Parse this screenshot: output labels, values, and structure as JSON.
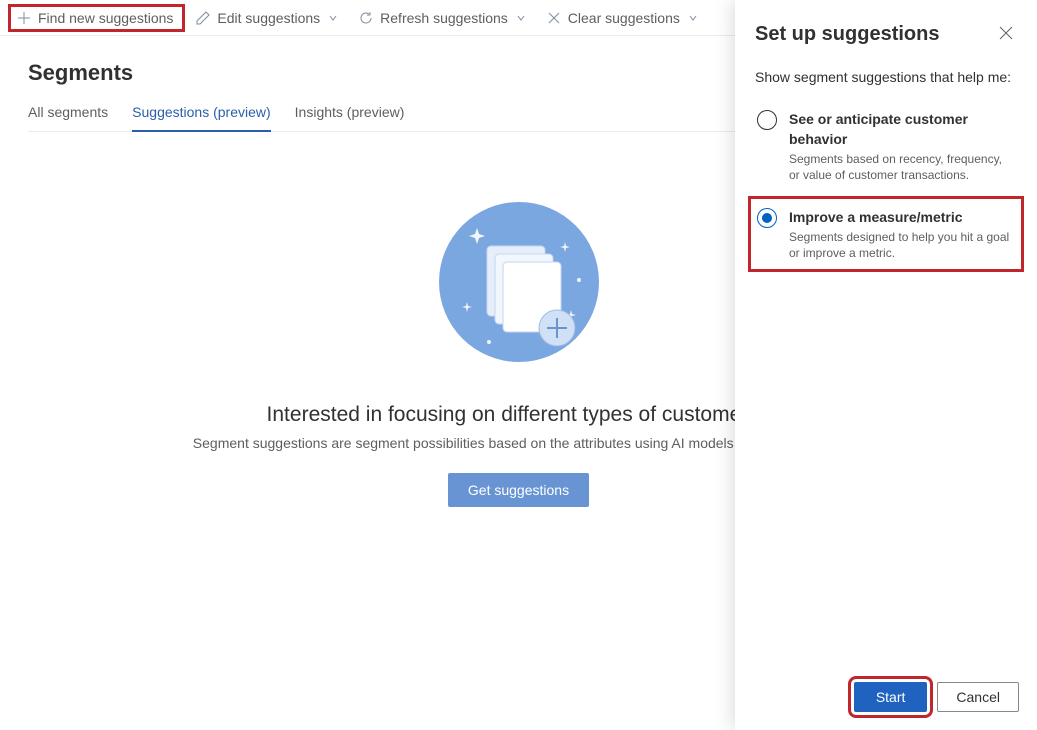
{
  "toolbar": {
    "find_new": "Find new suggestions",
    "edit": "Edit suggestions",
    "refresh": "Refresh suggestions",
    "clear": "Clear suggestions"
  },
  "page_title": "Segments",
  "tabs": [
    {
      "label": "All segments",
      "active": false
    },
    {
      "label": "Suggestions (preview)",
      "active": true
    },
    {
      "label": "Insights (preview)",
      "active": false
    }
  ],
  "empty": {
    "title": "Interested in focusing on different types of customers?",
    "desc": "Segment suggestions are segment possibilities based on the attributes using AI models or based on activ",
    "button": "Get suggestions"
  },
  "panel": {
    "title": "Set up suggestions",
    "intro": "Show segment suggestions that help me:",
    "options": [
      {
        "title": "See or anticipate customer behavior",
        "desc": "Segments based on recency, frequency, or value of customer transactions.",
        "selected": false
      },
      {
        "title": "Improve a measure/metric",
        "desc": "Segments designed to help you hit a goal or improve a metric.",
        "selected": true
      }
    ],
    "start": "Start",
    "cancel": "Cancel"
  }
}
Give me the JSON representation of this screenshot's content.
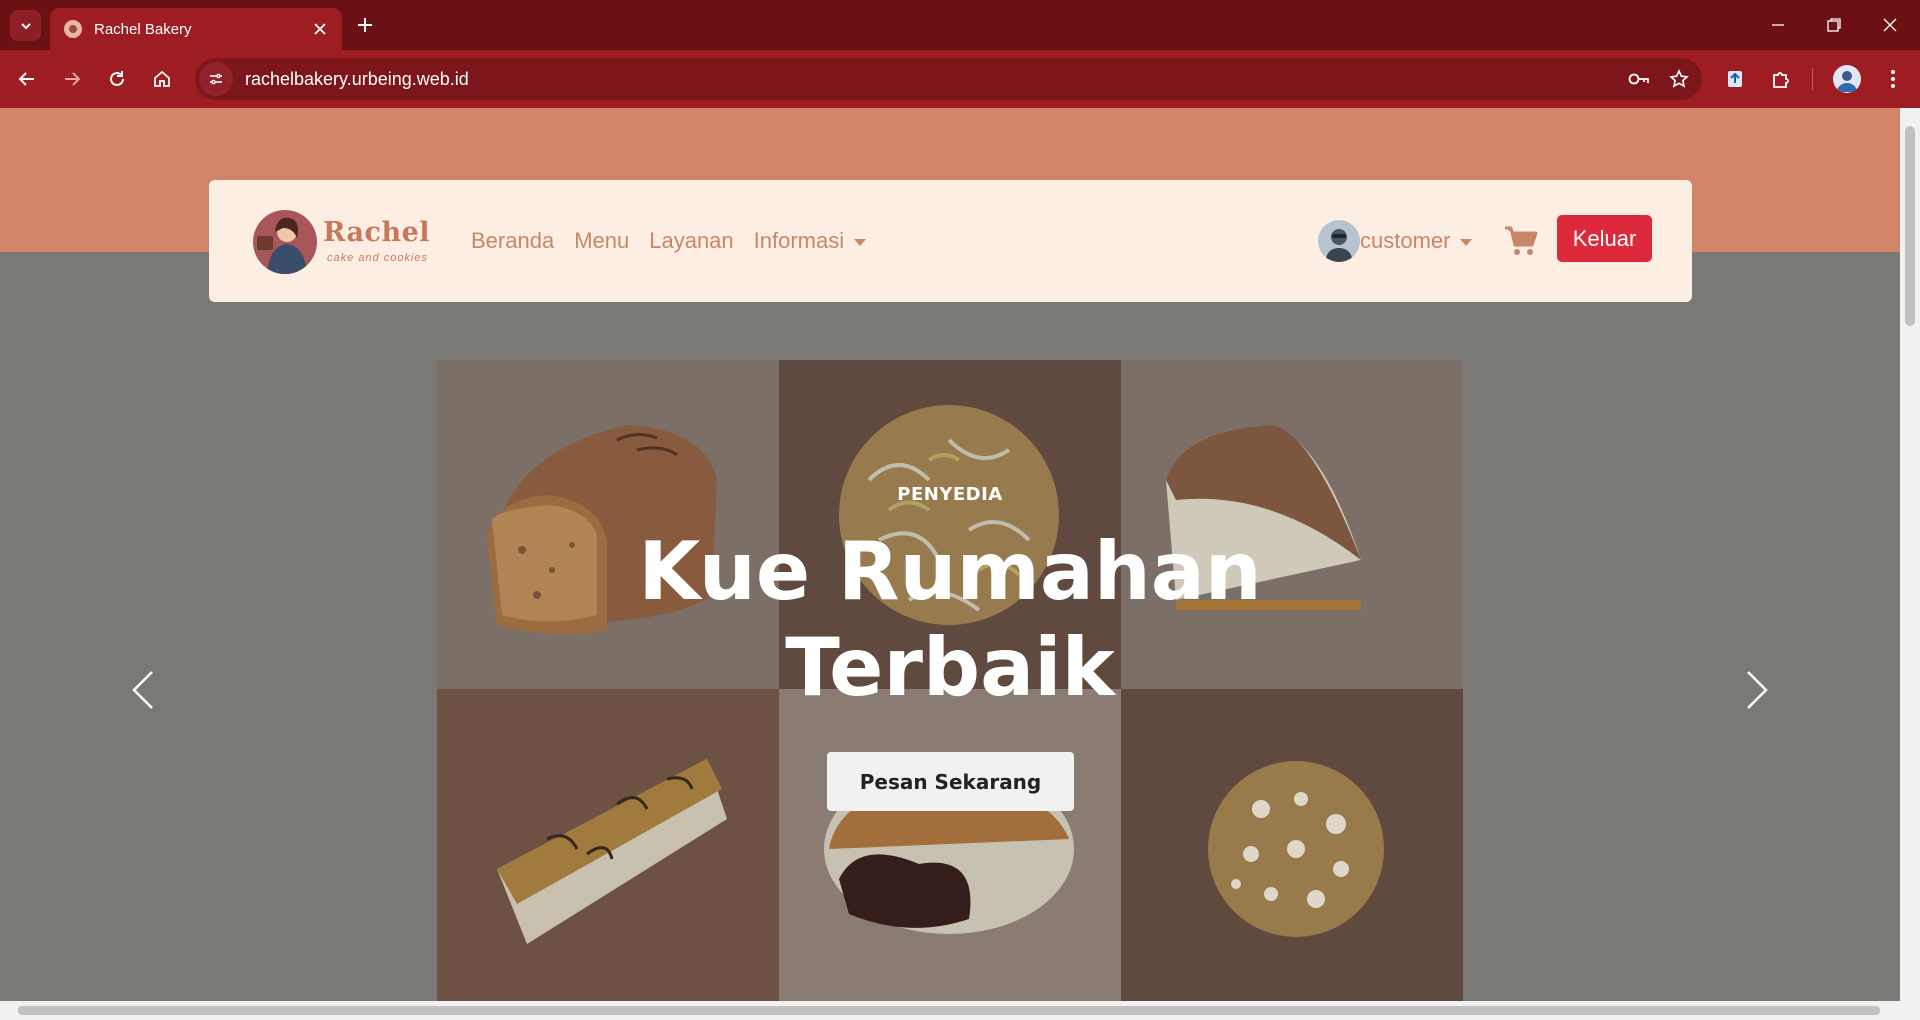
{
  "browser": {
    "tab_title": "Rachel Bakery",
    "url": "rachelbakery.urbeing.web.id"
  },
  "navbar": {
    "brand_name": "Rachel",
    "brand_tagline": "cake and cookies",
    "links": [
      "Beranda",
      "Menu",
      "Layanan",
      "Informasi"
    ],
    "user_label": "customer",
    "logout_label": "Keluar"
  },
  "hero": {
    "eyebrow": "PENYEDIA",
    "title_line1": "Kue Rumahan",
    "title_line2": "Terbaik",
    "cta_label": "Pesan Sekarang"
  },
  "colors": {
    "chrome_dark": "#6b1114",
    "chrome": "#9e1d22",
    "band": "#d3856b",
    "navbar_bg": "#fdeee4",
    "nav_text": "#c88767",
    "logout": "#dc2a3c"
  },
  "icons": [
    "tab-list-icon",
    "favicon",
    "close-icon",
    "plus-icon",
    "minimize-icon",
    "restore-icon",
    "window-close-icon",
    "back-icon",
    "forward-icon",
    "reload-icon",
    "home-icon",
    "site-info-icon",
    "key-icon",
    "star-icon",
    "extension-pin-icon",
    "puzzle-icon",
    "profile-icon",
    "kebab-menu-icon",
    "cart-icon",
    "chevron-left-icon",
    "chevron-right-icon"
  ]
}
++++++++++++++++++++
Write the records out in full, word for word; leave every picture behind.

_RESULT OF THE EXERCISE_:
Parse this screenshot: output labels, values, and structure as JSON.
{
  "toolbar": {
    "find_new": "Find new suggestions",
    "edit": "Edit suggestions",
    "refresh": "Refresh suggestions",
    "clear": "Clear suggestions"
  },
  "page_title": "Segments",
  "tabs": [
    {
      "label": "All segments",
      "active": false
    },
    {
      "label": "Suggestions (preview)",
      "active": true
    },
    {
      "label": "Insights (preview)",
      "active": false
    }
  ],
  "empty": {
    "title": "Interested in focusing on different types of customers?",
    "desc": "Segment suggestions are segment possibilities based on the attributes using AI models or based on activ",
    "button": "Get suggestions"
  },
  "panel": {
    "title": "Set up suggestions",
    "intro": "Show segment suggestions that help me:",
    "options": [
      {
        "title": "See or anticipate customer behavior",
        "desc": "Segments based on recency, frequency, or value of customer transactions.",
        "selected": false
      },
      {
        "title": "Improve a measure/metric",
        "desc": "Segments designed to help you hit a goal or improve a metric.",
        "selected": true
      }
    ],
    "start": "Start",
    "cancel": "Cancel"
  }
}
Give me the JSON representation of this screenshot's content.
{
  "browser": {
    "tab_title": "Rachel Bakery",
    "url": "rachelbakery.urbeing.web.id"
  },
  "navbar": {
    "brand_name": "Rachel",
    "brand_tagline": "cake and cookies",
    "links": [
      "Beranda",
      "Menu",
      "Layanan",
      "Informasi"
    ],
    "user_label": "customer",
    "logout_label": "Keluar"
  },
  "hero": {
    "eyebrow": "PENYEDIA",
    "title_line1": "Kue Rumahan",
    "title_line2": "Terbaik",
    "cta_label": "Pesan Sekarang"
  },
  "colors": {
    "chrome_dark": "#6b1114",
    "chrome": "#9e1d22",
    "band": "#d3856b",
    "navbar_bg": "#fdeee4",
    "nav_text": "#c88767",
    "logout": "#dc2a3c"
  },
  "icons": [
    "tab-list-icon",
    "favicon",
    "close-icon",
    "plus-icon",
    "minimize-icon",
    "restore-icon",
    "window-close-icon",
    "back-icon",
    "forward-icon",
    "reload-icon",
    "home-icon",
    "site-info-icon",
    "key-icon",
    "star-icon",
    "extension-pin-icon",
    "puzzle-icon",
    "profile-icon",
    "kebab-menu-icon",
    "cart-icon",
    "chevron-left-icon",
    "chevron-right-icon"
  ]
}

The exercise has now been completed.